• _Required action_:
What is needed is a verbatim copy of each record below.

Supplied data START

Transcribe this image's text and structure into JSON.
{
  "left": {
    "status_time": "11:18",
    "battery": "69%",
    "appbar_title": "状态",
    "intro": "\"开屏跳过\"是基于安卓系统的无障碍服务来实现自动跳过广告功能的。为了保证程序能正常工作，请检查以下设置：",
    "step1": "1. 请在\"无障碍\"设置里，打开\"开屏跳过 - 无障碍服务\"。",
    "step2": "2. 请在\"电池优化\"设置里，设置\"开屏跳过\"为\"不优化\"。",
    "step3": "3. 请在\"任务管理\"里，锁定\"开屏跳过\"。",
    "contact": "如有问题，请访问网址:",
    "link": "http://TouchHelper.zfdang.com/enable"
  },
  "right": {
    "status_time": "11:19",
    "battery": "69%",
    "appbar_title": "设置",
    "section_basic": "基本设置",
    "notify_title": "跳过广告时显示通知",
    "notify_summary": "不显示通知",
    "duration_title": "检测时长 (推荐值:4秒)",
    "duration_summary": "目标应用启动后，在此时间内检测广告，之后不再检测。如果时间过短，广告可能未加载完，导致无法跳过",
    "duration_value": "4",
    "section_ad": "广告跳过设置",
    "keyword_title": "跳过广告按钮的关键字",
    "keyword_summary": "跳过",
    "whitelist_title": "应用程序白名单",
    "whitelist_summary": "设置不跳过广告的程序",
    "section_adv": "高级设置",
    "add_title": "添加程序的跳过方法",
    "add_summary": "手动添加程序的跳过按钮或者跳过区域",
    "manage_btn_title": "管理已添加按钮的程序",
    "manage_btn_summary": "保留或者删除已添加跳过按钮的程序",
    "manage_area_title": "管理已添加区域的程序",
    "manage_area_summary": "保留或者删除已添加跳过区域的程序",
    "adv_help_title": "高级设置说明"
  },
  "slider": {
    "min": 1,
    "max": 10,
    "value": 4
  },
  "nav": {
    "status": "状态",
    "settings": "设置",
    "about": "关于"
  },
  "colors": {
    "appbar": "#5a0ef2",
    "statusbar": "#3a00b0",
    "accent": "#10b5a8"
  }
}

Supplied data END

• _Answer space_:
Transcribe this image's text and structure into JSON.
{
  "left": {
    "status_time": "11:18",
    "battery": "69%",
    "appbar_title": "状态",
    "intro": "\"开屏跳过\"是基于安卓系统的无障碍服务来实现自动跳过广告功能的。为了保证程序能正常工作，请检查以下设置：",
    "step1": "1. 请在\"无障碍\"设置里，打开\"开屏跳过 - 无障碍服务\"。",
    "step2": "2. 请在\"电池优化\"设置里，设置\"开屏跳过\"为\"不优化\"。",
    "step3": "3. 请在\"任务管理\"里，锁定\"开屏跳过\"。",
    "contact": "如有问题，请访问网址:",
    "link": "http://TouchHelper.zfdang.com/enable"
  },
  "right": {
    "status_time": "11:19",
    "battery": "69%",
    "appbar_title": "设置",
    "section_basic": "基本设置",
    "notify_title": "跳过广告时显示通知",
    "notify_summary": "不显示通知",
    "duration_title": "检测时长 (推荐值:4秒)",
    "duration_summary": "目标应用启动后，在此时间内检测广告，之后不再检测。如果时间过短，广告可能未加载完，导致无法跳过",
    "duration_value": "4",
    "section_ad": "广告跳过设置",
    "keyword_title": "跳过广告按钮的关键字",
    "keyword_summary": "跳过",
    "whitelist_title": "应用程序白名单",
    "whitelist_summary": "设置不跳过广告的程序",
    "section_adv": "高级设置",
    "add_title": "添加程序的跳过方法",
    "add_summary": "手动添加程序的跳过按钮或者跳过区域",
    "manage_btn_title": "管理已添加按钮的程序",
    "manage_btn_summary": "保留或者删除已添加跳过按钮的程序",
    "manage_area_title": "管理已添加区域的程序",
    "manage_area_summary": "保留或者删除已添加跳过区域的程序",
    "adv_help_title": "高级设置说明"
  },
  "slider": {
    "min": 1,
    "max": 10,
    "value": 4
  },
  "nav": {
    "status": "状态",
    "settings": "设置",
    "about": "关于"
  },
  "colors": {
    "appbar": "#5a0ef2",
    "statusbar": "#3a00b0",
    "accent": "#10b5a8"
  }
}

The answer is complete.